Herrera: And the point is that the credit crunch is driven by the capital markets, and not the fundamentals of real estate, as you say. Our loan portfolio - I don't have any classified credits, and that's a very unique situation. Either we're too conservative or something. But I think that speaks loudly that we don't have any criticized assets, yet we're approaching the market with a lot of skepticism and concern about what's going to happen.
Diserens: We have our analyst call [Oct. 28], actually, and one of the issues that comes up each quarter is this issue of growth in earnings and the impact on acquisition volume. This year, we'll do about $1.3 billion in acquisitions, and next year I think that will go back to a normal level of about $500 [million]. And that's largely driven by cost of capital, which ultimately gets to the real estate market; it just does because with fewer dollars chasing, that deal is going to end up moving your pricing. Similarly, on the demand side, it's about earnings; it's about companies' earnings and their ability to grow their business, the same as our ability to grow our business.

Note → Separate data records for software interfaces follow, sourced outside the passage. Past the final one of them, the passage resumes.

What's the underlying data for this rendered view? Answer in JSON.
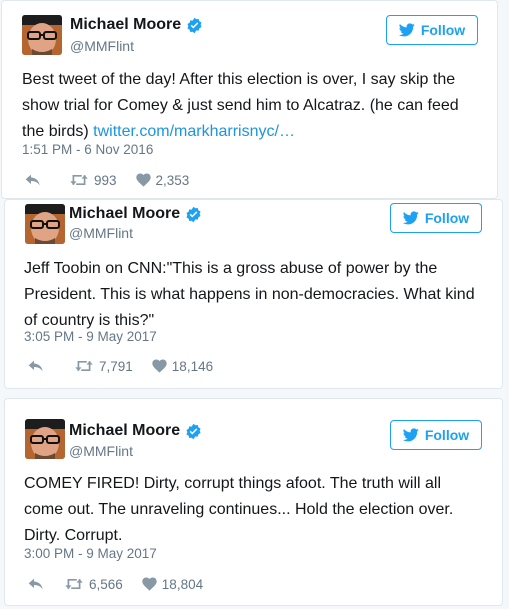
{
  "tweets": [
    {
      "name": "Michael Moore",
      "handle": "@MMFlint",
      "follow_label": "Follow",
      "text": "Best tweet of the day! After this election is over, I say skip the show trial for Comey & just send him to Alcatraz. (he can feed the birds) ",
      "link": "twitter.com/markharrisnyc/…",
      "timestamp": "1:51 PM - 6 Nov 2016",
      "retweets": "993",
      "likes": "2,353"
    },
    {
      "name": "Michael Moore",
      "handle": "@MMFlint",
      "follow_label": "Follow",
      "text": "Jeff Toobin on CNN:\"This is a gross abuse of power by the President. This is what happens in non-democracies. What kind of country is this?\"",
      "link": "",
      "timestamp": "3:05 PM - 9 May 2017",
      "retweets": "7,791",
      "likes": "18,146"
    },
    {
      "name": "Michael Moore",
      "handle": "@MMFlint",
      "follow_label": "Follow",
      "text": "COMEY FIRED! Dirty, corrupt things afoot. The truth will all come out. The unraveling continues... Hold the election over. Dirty. Corrupt.",
      "link": "",
      "timestamp": "3:00 PM - 9 May 2017",
      "retweets": "6,566",
      "likes": "18,804"
    }
  ],
  "colors": {
    "accent": "#1da1f2",
    "link": "#1b95e0",
    "muted": "#657786",
    "verified": "#1da1f2"
  },
  "icons": {
    "verified": "verified-badge-icon",
    "follow": "twitter-bird-icon",
    "reply": "reply-icon",
    "retweet": "retweet-icon",
    "like": "heart-icon"
  }
}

The fact is earnings are stabilizing. Maybe that's the term we use too much, but certainly slowing. Corporate earnings are simply slowing, and that ultimately drives the demand side for space - whatever type of space: office, retail, industrial. They are just simply facts. To sort of isolate that from the real estate business is just a temporary phenomenon, and it ultimately is going to affect it. Our pricing on acquisitions in the last month has dropped 50 basis points on cap rates across the board, across product types and across the country. We are finding both on the buy side and on the sell side that the number of buyers is largely halved, at worse halved. So it really is happening. If it hasn't crept dramatically into the office market, it will more so. And I think it's going to be there for the next 12 to 24 months. A 1% inflation market and a 1% growth in earnings market, it's just reality. We think it's going to stay there certainly through the next 24 months.
NREI: One last question: When will this market peak, if it hasn't already?
Faber: I think it has peaked.
NREI: Down in L.A., they say the best is yet to come.
Sears: Well, that's what they always say.
NREI: Thank you all for coming.
Dennis DeAndre President and Founder LoopNet Inc.
Bill Herrera Regional Vice President Commercial RE Services Group Bank of America
John H. Diserens Managing Director/Retail AMB Property Corp.
Paul P. Lee Managing Director Sonnenblick-Goldman Co.
Gary A. Faber Vice President Fremont Properties
Chris A. Lovell Senior Vice President
Julien J. Studley Monica Finnegan Managing Director CB Richard Ellis
Mark S. McGranahan V.P./Managing Director Cushman Realty Corp.
Edward Hagopian Senior Vice President Sunset Development Co.
Geoffrey B. Sears Wareham Development
John S. Herr Senior Vice President CarrAmerica Realty Corp. Moderator:
Tony Wilbert Editor